DATA EXTRACT
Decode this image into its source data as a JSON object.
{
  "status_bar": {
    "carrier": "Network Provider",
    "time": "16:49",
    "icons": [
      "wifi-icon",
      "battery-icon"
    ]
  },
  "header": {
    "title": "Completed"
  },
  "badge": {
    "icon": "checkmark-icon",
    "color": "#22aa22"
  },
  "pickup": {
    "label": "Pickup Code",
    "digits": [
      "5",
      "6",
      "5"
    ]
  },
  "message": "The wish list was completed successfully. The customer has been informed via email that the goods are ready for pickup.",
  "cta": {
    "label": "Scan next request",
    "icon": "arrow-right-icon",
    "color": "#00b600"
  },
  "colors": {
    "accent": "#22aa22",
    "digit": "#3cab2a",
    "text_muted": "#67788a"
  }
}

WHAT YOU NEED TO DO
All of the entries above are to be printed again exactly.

RESPONSE TO THE TASK
Decode this image into its source data as a JSON object.
{
  "status_bar": {
    "carrier": "Network Provider",
    "time": "16:49",
    "icons": [
      "wifi-icon",
      "battery-icon"
    ]
  },
  "header": {
    "title": "Completed"
  },
  "badge": {
    "icon": "checkmark-icon",
    "color": "#22aa22"
  },
  "pickup": {
    "label": "Pickup Code",
    "digits": [
      "5",
      "6",
      "5"
    ]
  },
  "message": "The wish list was completed successfully. The customer has been informed via email that the goods are ready for pickup.",
  "cta": {
    "label": "Scan next request",
    "icon": "arrow-right-icon",
    "color": "#00b600"
  },
  "colors": {
    "accent": "#22aa22",
    "digit": "#3cab2a",
    "text_muted": "#67788a"
  }
}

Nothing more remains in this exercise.